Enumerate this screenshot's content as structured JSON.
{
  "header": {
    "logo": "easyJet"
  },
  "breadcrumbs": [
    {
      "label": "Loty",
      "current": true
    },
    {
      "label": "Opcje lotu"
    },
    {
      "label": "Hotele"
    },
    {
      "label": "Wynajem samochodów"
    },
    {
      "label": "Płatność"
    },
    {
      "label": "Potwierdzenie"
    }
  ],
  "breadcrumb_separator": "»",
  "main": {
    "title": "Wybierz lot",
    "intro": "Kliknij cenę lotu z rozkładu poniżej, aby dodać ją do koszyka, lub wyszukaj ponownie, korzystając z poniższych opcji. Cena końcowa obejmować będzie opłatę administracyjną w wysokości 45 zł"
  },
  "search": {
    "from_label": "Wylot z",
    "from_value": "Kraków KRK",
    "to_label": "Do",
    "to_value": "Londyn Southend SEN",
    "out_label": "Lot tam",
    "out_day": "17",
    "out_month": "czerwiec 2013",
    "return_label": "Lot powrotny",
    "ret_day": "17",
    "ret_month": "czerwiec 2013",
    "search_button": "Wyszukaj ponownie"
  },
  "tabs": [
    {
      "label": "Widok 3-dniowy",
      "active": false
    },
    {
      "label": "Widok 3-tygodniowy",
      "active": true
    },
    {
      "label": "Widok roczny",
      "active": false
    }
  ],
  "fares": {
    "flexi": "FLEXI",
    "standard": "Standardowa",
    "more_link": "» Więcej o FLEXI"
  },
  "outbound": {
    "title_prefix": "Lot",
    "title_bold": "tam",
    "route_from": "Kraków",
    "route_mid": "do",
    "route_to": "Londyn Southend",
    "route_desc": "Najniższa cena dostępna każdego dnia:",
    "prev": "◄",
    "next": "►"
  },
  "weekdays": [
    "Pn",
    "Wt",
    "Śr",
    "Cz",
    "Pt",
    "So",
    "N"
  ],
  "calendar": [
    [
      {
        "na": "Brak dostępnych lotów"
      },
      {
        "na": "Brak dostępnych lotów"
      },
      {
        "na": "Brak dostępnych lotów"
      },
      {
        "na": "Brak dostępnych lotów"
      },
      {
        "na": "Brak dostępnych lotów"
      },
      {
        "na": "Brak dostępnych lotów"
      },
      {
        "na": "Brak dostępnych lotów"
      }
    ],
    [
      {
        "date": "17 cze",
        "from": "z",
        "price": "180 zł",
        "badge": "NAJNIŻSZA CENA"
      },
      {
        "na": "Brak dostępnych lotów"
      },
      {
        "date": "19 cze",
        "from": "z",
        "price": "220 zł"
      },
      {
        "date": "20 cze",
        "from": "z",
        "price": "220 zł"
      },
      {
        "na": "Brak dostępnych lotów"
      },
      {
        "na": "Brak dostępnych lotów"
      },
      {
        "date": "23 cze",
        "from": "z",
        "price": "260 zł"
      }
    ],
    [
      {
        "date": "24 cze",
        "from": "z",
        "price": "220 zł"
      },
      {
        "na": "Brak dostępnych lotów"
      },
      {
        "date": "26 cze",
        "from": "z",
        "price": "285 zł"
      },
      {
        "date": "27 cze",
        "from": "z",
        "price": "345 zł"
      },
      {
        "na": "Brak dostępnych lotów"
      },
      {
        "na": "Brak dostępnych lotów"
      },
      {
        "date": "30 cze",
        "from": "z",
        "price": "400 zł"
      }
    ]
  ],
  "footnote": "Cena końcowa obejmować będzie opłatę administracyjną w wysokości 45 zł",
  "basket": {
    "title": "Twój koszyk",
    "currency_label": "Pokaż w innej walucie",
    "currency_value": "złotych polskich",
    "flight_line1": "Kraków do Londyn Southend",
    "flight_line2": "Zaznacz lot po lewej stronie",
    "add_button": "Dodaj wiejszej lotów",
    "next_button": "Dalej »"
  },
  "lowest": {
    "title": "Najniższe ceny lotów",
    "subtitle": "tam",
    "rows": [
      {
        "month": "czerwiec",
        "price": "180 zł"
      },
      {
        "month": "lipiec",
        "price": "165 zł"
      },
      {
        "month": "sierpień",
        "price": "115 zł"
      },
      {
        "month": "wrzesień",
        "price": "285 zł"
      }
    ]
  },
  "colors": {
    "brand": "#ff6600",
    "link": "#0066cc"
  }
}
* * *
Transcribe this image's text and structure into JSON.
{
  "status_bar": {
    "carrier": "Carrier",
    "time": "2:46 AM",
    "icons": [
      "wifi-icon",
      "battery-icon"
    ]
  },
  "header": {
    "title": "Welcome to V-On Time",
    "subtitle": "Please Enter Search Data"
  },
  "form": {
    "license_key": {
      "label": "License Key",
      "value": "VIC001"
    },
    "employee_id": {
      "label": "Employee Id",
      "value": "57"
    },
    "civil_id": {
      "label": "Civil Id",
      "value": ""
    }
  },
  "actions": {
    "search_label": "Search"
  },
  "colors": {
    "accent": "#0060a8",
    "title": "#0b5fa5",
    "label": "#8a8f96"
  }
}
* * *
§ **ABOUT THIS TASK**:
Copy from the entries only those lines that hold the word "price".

§ **YOUR RESPONSE**:
        "price": "180 zł",
        "price": "220 zł"
        "price": "220 zł"
        "price": "260 zł"
        "price": "220 zł"
        "price": "285 zł"
        "price": "345 zł"
        "price": "400 zł"
        "price": "180 zł"
        "price": "165 zł"
        "price": "115 zł"
        "price": "285 zł"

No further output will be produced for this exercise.